Recently, Blackberry Limited disclosed that it had entered into an agreement to fully acquire AI and Cybersecurity leader Cylance for a staggering $1.4 billion in cash.
Although there are pending legal approvals among other closing conditions, the transaction is anticipated to close before the end of the current BlackBerry’s fiscal year.
“Cylance’s leadership in artificial intelligence and cybersecurity will immediately complement our entire portfolio, UEM, and QNX in particular. We are very excited to onboard their team and leverage our newly combined expertise,” said John Chen, Executive Chairman and CEO of BlackBerry. “We believe adding Cylance’s capabilities to our trusted advantages in privacy, secure mobility, and embedded systems will make BlackBerry Spark indispensable to realizing the Enterprise of Things.”
In its latest Internet of Things Backbone study, Gartner revealed that security was identified as the leading impediment to the success of IoT (35%), with privacy concerns (25%) as well as potential liabilities and risks (25%) also featuring in the top five list.
Cylance is a pioneer when it comes to applying machine learning, algorithmic science, and artificial intelligence to cybersecurity software that has proven its ability to forecast and prevent both unknown and known threats, particularly to fixed endpoints.
This rapidly growing company has become a market leader with a lightweight and advanced agent that operates both offline and online, resides on the endpoint, and requires limited power and memory to function.
Established back in 2012, Cylance is known for generating recurring revenue from more than 3,500 active customers including over 20% of the Fortune 500.
Cylance also has ongoing business in both federal and state government agencies and is expected to stay as an independent enterprise unit within smartphone pioneer BlackBerry.
“Our highly skilled cybersecurity workforce and market leadership in next-generation endpoint solutions will be a perfect fit within BlackBerry where our customers, teams, and technologies will gain immediate benefits from BlackBerry’s global reach,” said Stuart McClure, Co-Founder, Chairman, and CEO of Cylance. “We are eager to leverage BlackBerry’s mobility and security strengths to adapt our advanced AI technology to deliver a single platform.”
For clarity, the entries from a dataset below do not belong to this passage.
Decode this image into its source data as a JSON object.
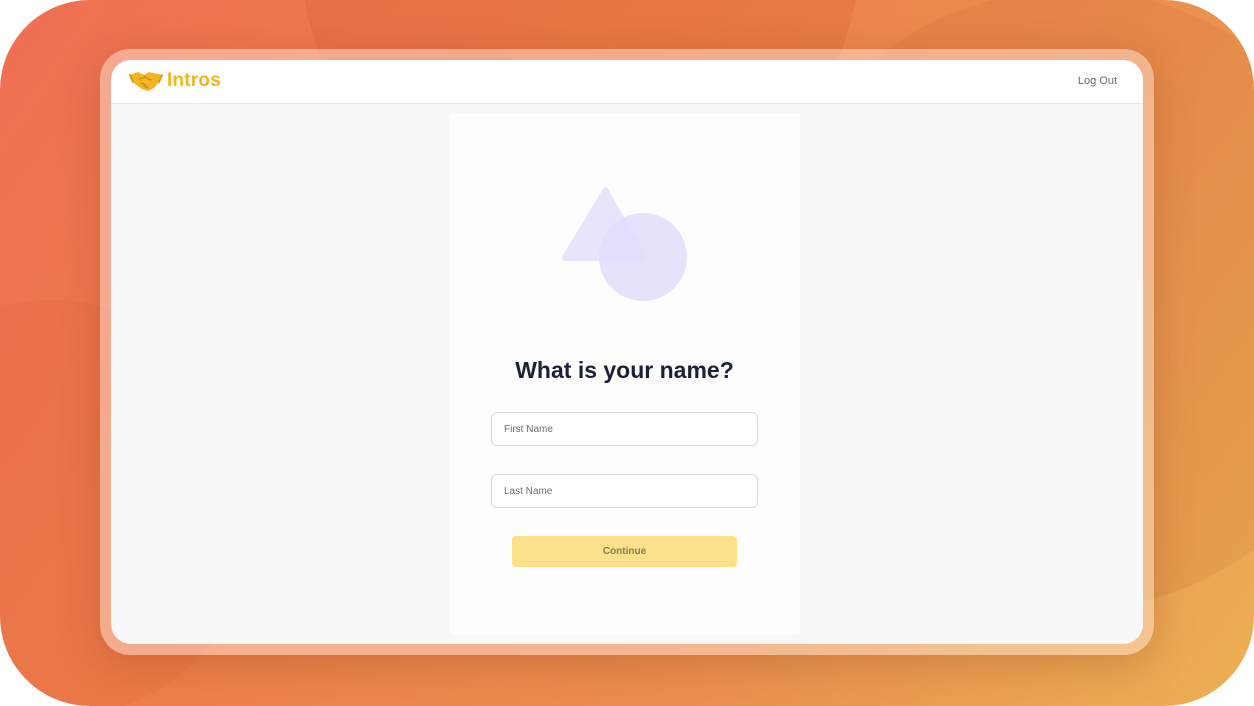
{
  "brand": {
    "name": "Intros",
    "logo_icon": "handshake-icon",
    "color": "#f2b51f"
  },
  "nav": {
    "logout_label": "Log Out"
  },
  "form": {
    "heading": "What is your name?",
    "first_name": {
      "value": "",
      "placeholder": "First Name"
    },
    "last_name": {
      "value": "",
      "placeholder": "Last Name"
    },
    "continue_label": "Continue",
    "continue_color": "#fde08a"
  },
  "illustration": {
    "icon": "shapes-illustration-icon",
    "color": "#e6e1fb"
  },
  "theme": {
    "background_gradient": [
      "#ef6f52",
      "#ecb055"
    ],
    "heading_color": "#1b2236"
  }
}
BlackBerry has made some other security acquisitions in the recent past.
However, none of them is comparable to the Cylance acquisition deal.
Standing at more than $1 billion, the deal is astonishingly huge.
The acquisition also shows the possibility of BlackBerry moving away from its own devices, which still fortify several of the firm’s current business security deals.
The purchase of Cylance, which boasts a security consulting business, may help BlackBerry in gaining an increased reach in the field of cybersecurity advisory services.
In 2017, the company purchased Encription, a UK-based security consulting company.
BlackBerry has in the recent years pulled away resources from its smartphone enterprise, leading to a halt in its in-house manufacturing of handheld keyboard-and-screen in 2016.
Later the company channeled its focus to business security software, chip-level security products intended for “endpoints” such as iOS and Android smartphones.
It is normal for a non-security firm known for some cybersecurity aspect to try and grow its enterprise in this lucrative space.
However, BlackBerry prides itself on being among the first firms to make a complete and sharp turn into a consulting and software cybersecurity enterprise from its hardware background.